━━━ INPUT DATA ━━━

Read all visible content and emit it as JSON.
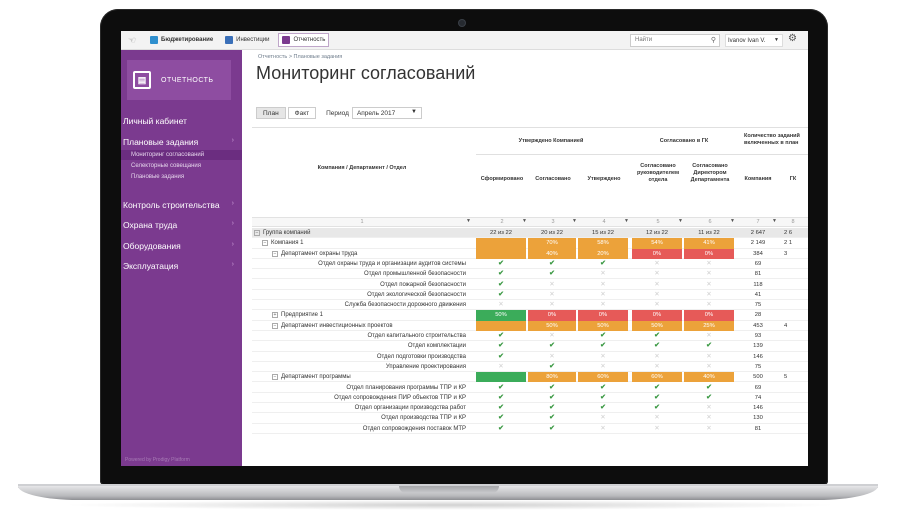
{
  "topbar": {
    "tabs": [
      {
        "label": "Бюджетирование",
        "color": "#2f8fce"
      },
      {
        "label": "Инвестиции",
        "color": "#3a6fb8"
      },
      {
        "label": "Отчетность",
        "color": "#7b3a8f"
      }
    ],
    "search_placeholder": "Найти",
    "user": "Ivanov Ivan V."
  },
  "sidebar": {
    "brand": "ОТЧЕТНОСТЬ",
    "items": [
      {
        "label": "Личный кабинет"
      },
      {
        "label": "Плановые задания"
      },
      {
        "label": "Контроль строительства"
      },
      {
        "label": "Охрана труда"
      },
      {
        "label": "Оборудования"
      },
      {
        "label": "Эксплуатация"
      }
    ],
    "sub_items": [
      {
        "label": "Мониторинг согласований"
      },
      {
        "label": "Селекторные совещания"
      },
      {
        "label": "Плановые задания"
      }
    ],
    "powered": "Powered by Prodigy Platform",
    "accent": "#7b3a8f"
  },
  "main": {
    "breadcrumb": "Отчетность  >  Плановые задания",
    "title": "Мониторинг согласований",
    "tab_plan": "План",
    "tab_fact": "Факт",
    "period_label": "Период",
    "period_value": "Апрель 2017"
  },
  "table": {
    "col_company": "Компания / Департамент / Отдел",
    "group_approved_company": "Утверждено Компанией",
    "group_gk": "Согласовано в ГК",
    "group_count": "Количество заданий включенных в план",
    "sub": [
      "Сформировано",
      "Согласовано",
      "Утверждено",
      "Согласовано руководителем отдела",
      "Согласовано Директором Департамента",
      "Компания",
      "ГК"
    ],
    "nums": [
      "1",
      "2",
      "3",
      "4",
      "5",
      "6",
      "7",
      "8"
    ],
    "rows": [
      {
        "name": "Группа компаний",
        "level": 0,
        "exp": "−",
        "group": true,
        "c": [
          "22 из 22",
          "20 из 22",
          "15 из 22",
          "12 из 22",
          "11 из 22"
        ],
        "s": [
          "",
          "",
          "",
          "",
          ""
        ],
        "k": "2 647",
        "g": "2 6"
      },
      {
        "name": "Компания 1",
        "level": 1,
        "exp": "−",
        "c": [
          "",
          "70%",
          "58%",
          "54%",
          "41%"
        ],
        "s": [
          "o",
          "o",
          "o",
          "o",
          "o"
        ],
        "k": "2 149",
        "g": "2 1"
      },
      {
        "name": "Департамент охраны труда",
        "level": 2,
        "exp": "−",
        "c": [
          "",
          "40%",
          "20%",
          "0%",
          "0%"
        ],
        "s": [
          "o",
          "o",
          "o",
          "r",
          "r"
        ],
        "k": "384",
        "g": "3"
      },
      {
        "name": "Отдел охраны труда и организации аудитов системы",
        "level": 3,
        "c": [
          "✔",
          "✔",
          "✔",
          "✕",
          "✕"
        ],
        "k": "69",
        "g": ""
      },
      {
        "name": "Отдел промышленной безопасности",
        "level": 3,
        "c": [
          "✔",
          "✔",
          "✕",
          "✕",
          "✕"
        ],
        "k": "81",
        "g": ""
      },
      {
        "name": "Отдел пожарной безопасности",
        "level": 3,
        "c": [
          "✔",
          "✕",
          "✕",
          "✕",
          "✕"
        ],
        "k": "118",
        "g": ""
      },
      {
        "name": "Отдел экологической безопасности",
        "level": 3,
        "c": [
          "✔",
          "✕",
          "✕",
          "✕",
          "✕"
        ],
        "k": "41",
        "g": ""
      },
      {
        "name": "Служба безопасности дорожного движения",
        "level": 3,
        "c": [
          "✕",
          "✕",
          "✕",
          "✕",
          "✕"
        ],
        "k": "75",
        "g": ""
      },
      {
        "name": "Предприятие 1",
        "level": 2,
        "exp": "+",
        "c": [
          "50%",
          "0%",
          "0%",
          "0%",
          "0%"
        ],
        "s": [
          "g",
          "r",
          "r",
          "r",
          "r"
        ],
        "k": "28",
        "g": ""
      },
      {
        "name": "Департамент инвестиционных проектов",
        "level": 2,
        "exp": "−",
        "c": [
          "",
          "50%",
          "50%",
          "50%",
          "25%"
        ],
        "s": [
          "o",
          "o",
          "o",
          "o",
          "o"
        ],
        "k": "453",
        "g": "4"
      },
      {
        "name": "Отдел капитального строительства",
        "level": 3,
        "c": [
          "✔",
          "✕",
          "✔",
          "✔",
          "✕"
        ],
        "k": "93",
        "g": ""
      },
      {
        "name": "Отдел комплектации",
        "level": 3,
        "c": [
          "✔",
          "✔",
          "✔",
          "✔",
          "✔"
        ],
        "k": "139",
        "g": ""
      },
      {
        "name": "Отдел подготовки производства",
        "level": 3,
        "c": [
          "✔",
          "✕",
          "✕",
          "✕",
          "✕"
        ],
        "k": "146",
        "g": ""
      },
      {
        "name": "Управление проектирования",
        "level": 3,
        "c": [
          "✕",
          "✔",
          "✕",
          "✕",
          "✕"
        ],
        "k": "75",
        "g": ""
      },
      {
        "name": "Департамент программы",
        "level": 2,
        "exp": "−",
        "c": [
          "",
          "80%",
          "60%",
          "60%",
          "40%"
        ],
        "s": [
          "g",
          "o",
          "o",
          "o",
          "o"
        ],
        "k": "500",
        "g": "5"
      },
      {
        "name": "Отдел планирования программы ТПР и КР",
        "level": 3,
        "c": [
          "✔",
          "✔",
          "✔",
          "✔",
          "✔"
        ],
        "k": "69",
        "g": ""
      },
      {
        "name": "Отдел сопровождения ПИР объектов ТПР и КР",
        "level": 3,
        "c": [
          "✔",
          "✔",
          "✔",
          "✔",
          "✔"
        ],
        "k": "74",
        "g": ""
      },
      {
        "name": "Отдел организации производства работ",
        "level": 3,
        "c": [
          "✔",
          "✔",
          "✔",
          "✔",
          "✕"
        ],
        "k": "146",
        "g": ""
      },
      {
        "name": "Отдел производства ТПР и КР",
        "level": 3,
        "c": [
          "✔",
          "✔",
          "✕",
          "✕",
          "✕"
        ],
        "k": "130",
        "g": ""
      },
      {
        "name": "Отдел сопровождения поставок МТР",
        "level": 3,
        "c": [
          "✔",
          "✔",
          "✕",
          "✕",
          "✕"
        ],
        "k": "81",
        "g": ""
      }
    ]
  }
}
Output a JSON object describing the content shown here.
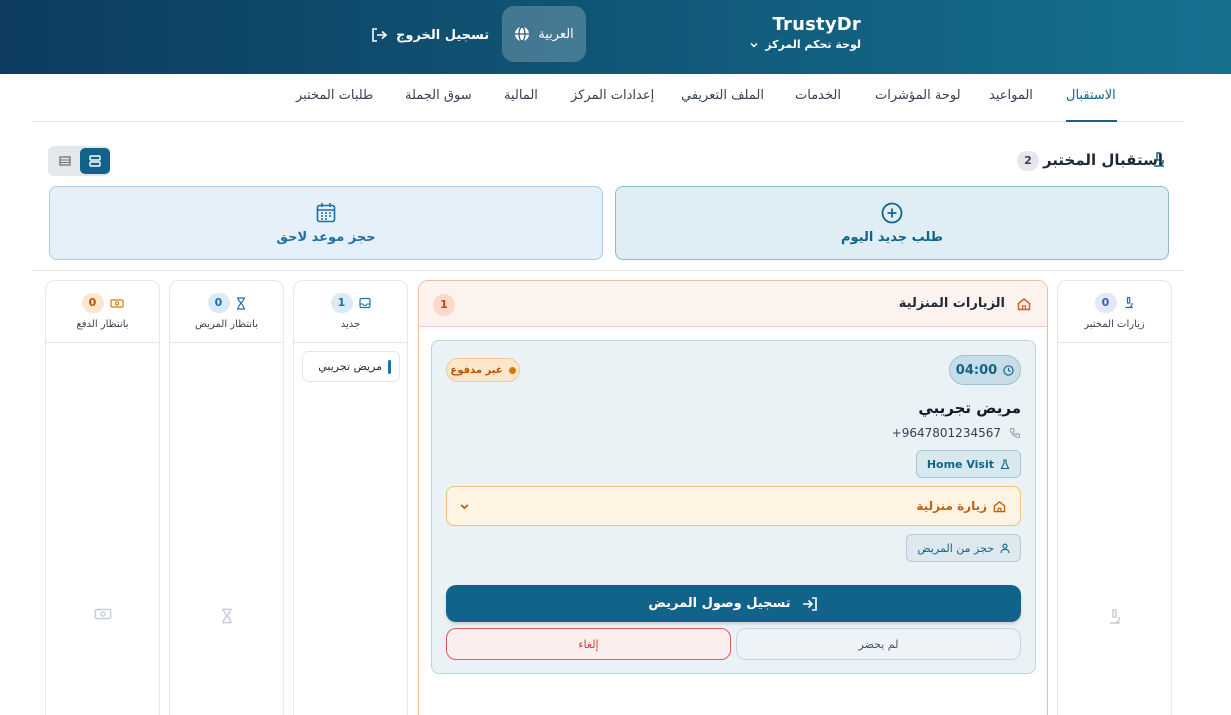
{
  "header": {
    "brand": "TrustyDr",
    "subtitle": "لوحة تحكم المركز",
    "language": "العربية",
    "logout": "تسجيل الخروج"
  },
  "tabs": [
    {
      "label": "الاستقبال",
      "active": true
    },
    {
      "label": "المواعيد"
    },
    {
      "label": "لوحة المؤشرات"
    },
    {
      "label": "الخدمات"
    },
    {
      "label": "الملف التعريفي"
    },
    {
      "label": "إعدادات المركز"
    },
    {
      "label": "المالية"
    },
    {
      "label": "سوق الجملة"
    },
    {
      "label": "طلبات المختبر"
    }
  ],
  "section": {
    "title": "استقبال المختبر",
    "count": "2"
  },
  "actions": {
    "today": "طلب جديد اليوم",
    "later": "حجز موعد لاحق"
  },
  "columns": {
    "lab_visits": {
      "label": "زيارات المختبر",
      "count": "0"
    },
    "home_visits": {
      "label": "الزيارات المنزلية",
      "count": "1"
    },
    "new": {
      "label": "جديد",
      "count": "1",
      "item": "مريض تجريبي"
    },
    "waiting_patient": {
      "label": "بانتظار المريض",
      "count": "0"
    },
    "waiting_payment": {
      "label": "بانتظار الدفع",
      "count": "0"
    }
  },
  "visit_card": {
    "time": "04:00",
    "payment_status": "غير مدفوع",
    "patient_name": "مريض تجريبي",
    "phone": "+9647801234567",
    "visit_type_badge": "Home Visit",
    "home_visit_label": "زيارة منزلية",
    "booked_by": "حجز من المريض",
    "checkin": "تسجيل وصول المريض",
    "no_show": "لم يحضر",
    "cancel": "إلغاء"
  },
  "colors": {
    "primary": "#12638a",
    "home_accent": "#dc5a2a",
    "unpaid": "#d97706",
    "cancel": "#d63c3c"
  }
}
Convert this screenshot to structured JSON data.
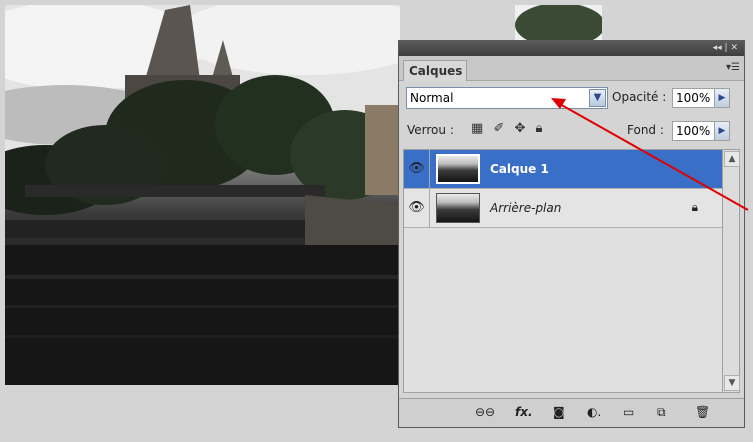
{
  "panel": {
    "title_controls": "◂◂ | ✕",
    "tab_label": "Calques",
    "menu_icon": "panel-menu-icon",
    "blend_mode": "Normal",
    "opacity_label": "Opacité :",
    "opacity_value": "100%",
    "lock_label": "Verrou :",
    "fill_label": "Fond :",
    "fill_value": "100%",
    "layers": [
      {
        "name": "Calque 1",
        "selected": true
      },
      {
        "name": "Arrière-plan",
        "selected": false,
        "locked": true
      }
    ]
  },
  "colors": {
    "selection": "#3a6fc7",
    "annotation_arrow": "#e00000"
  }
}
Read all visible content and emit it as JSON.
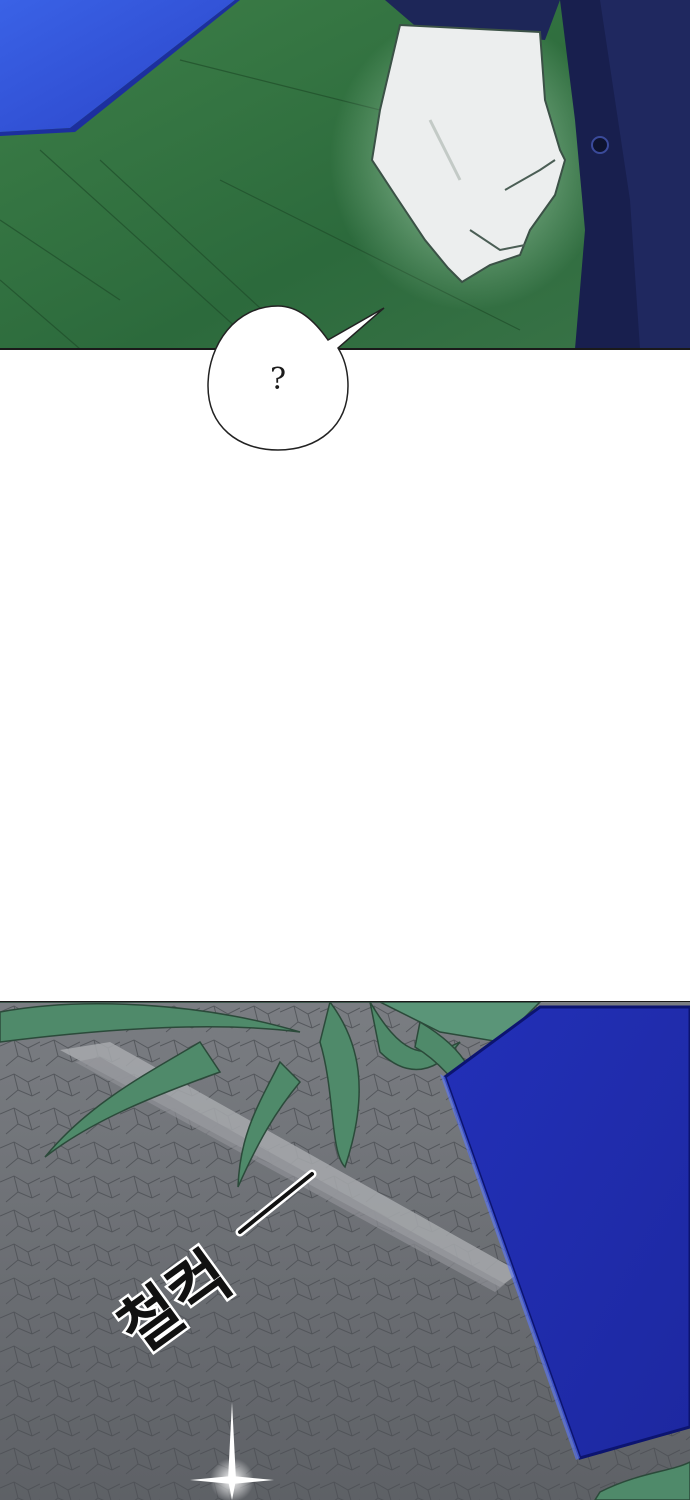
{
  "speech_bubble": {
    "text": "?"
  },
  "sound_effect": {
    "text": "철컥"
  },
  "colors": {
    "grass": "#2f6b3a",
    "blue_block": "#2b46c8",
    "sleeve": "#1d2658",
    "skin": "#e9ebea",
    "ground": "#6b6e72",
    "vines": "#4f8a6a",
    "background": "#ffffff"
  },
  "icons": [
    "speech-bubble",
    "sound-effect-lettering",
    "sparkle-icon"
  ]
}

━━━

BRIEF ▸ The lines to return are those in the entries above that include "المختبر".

RESPONSE TO THE EXERCISE ▸
      "label": "طلبات المختبر"
    "title": "استقبال المختبر",
      "label": "زيارات المختبر",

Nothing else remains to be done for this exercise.